5. If you want to keep the programs and Windows updates that were installed after the discs were made, yes you would need a backup.
I'm not saying that my way is the right way, but it works for me and it keeps the OS clean by not having backups hogging up D:. I do backups about once a month onto the external. I delete the previous one and only keep the current one.
When we were experimenting, I should have deleted the Lenovo Partition to see if the recovery discs would still work, but I didn't. Seeing as how the recovery discs remade and resized the partitions, I would think they would rebuild the Lenovo partition also, but that's a guess.
Lenovo used to ship machines with a small C: and a large D:, but there were a lot of complaints, so they changed it to a large C: and a small D:. They can't please everybody, I suppose.
I know this whole thing is confusing, there's a sticky at the top of this Forum about OKR. There's articles in the knowledgebase also.
Edit: If you ever decide to do a clean install, it would be a good idea to copy all the drivers and applications from D: onto a DVD or flash drive. It would save hunting through the driver list.
07-29-2012 09:12 AM
I have to say that this whole OKR thing is a pita for those of us capable of routine external backups. Had the same problem with a Dell 1720 and a similar button that caused mayhem for a while. I don't much like the veiled threats from Lenovo about the Warranty if you fiddle with OKR either.
I simply want a single C drive with the supplied Windows working on it. So, if I transfer the boot to the C drive with EasyBCD I should be able to delete all these other partitions or will I??
07-29-2012 02:21 PM
It should work. You could also burn a system repair disc and a system image disc from within Control panel, Backup and restore.
Using that to reinstall Windows will put it on the whole drive with all your drivers and applications.
You might need the system repair disc to rewrite the boot files after moving the MBR to C: anyway.

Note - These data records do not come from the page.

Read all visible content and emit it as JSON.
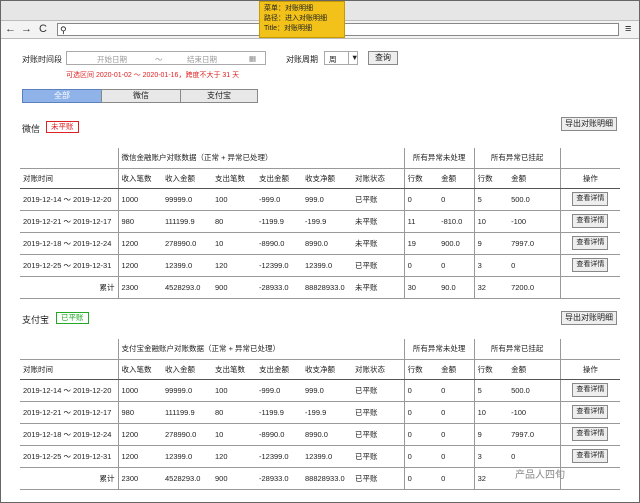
{
  "menu_note": {
    "line1": "菜单：对账明细",
    "line2": "路径：进入对账明细",
    "line3": "Title：对账明细"
  },
  "toolbar": {
    "back_icon": "←",
    "forward_icon": "→",
    "refresh_icon": "C",
    "search_icon": "⚲",
    "menu_icon": "≡"
  },
  "filter": {
    "period_label": "对账时间段",
    "start_placeholder": "开始日期",
    "tilde": "～",
    "end_placeholder": "结束日期",
    "cycle_label": "对账周期",
    "cycle_value": "周",
    "query_button": "查询",
    "hint": "可选区间 2020-01-02 ～ 2020-01-16，跨度不大于 31 天"
  },
  "tabs": [
    {
      "label": "全部"
    },
    {
      "label": "微信"
    },
    {
      "label": "支付宝"
    }
  ],
  "sections": [
    {
      "title": "微信",
      "status": "未平账",
      "export": "导出对账明细",
      "group_header": "微信金融账户对账数据（正常 + 异常已处理）",
      "abn_unhandled": "所有异常未处理",
      "abn_handled": "所有异常已挂起",
      "op_header": "操作",
      "cols": [
        "对账时间",
        "收入笔数",
        "收入金额",
        "支出笔数",
        "支出金额",
        "收支净额",
        "对账状态",
        "行数",
        "金额",
        "行数",
        "金额"
      ],
      "rows": [
        [
          "2019-12-14 ～ 2019-12-20",
          "1000",
          "99999.0",
          "100",
          "-999.0",
          "999.0",
          "已平账",
          "0",
          "0",
          "5",
          "500.0"
        ],
        [
          "2019-12-21 ～ 2019-12-17",
          "980",
          "111199.9",
          "80",
          "-1199.9",
          "-199.9",
          "未平账",
          "11",
          "-810.0",
          "10",
          "-100"
        ],
        [
          "2019-12-18 ～ 2019-12-24",
          "1200",
          "278990.0",
          "10",
          "-8990.0",
          "8990.0",
          "未平账",
          "19",
          "900.0",
          "9",
          "7997.0"
        ],
        [
          "2019-12-25 ～ 2019-12-31",
          "1200",
          "12399.0",
          "120",
          "-12399.0",
          "12399.0",
          "已平账",
          "0",
          "0",
          "3",
          "0"
        ]
      ],
      "total": [
        "累计",
        "2300",
        "4528293.0",
        "900",
        "-28933.0",
        "88828933.0",
        "未平账",
        "30",
        "90.0",
        "32",
        "7200.0"
      ],
      "detail_button": "查看详情"
    },
    {
      "title": "支付宝",
      "status": "已平账",
      "export": "导出对账明细",
      "group_header": "支付宝金融账户对账数据（正常 + 异常已处理）",
      "abn_unhandled": "所有异常未处理",
      "abn_handled": "所有异常已挂起",
      "op_header": "操作",
      "cols": [
        "对账时间",
        "收入笔数",
        "收入金额",
        "支出笔数",
        "支出金额",
        "收支净额",
        "对账状态",
        "行数",
        "金额",
        "行数",
        "金额"
      ],
      "rows": [
        [
          "2019-12-14 ～ 2019-12-20",
          "1000",
          "99999.0",
          "100",
          "-999.0",
          "999.0",
          "已平账",
          "0",
          "0",
          "5",
          "500.0"
        ],
        [
          "2019-12-21 ～ 2019-12-17",
          "980",
          "111199.9",
          "80",
          "-1199.9",
          "-199.9",
          "已平账",
          "0",
          "0",
          "10",
          "-100"
        ],
        [
          "2019-12-18 ～ 2019-12-24",
          "1200",
          "278990.0",
          "10",
          "-8990.0",
          "8990.0",
          "已平账",
          "0",
          "0",
          "9",
          "7997.0"
        ],
        [
          "2019-12-25 ～ 2019-12-31",
          "1200",
          "12399.0",
          "120",
          "-12399.0",
          "12399.0",
          "已平账",
          "0",
          "0",
          "3",
          "0"
        ]
      ],
      "total": [
        "累计",
        "2300",
        "4528293.0",
        "900",
        "-28933.0",
        "88828933.0",
        "已平账",
        "0",
        "0",
        "32",
        ""
      ],
      "detail_button": "查看详情"
    }
  ],
  "watermark": "产品人四旬"
}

07-29-2012 05:06 PM
Thanks for all your feedback and support, but I just have a few more questions:
1. I already copied the folders, sub-folders, and files with Hidden Folders turned on, using CTRL-C/CTRL-V; is that enough, or should I use an imaging tool to complete image the Lenovo partition?
2. If and when I want to install the drivers using the files in the Lenovo partition, what do I do? I see a "setup.exe" in some of them, but not all of them? Will Windows automatically find them, or should I install them manually when I come to that point?
3. Will Windows boot if its partition, the Lenovo partition, and/or the LENOVO_PART partition are resized or deleted (deletion in the case of only the latter two)?
I really appreciate the attention I've been given on this matter. That's what I call customer service!
07-29-2012 05:48 PM - edited 07-29-2012 05:49 PM
You don't need to image the other two partitions, just the C: drive.
2. The OS image (C will already have all of the drivers and apps installed, the drivers and apps on D: would only be used if you were going to do a clean install. You're right that some of them have their installers with them. You could point the Windows installer to the folder to install a driver that doesn't have its installer with it. Unfortunately, that won't work with preinstalled applications. You'd have to go on your driver list to see if that application is listed.
3. Yes, Windows should still boot without the two Lenovo partitions. Unless they changed something that I don't know about, those two partitions are used for recovery. The two partitions that are required for Windows to work is the small one at the beginning of the partition table and the OS (C.
Almost time to push the button, isn't it? Let me know how you get on with this.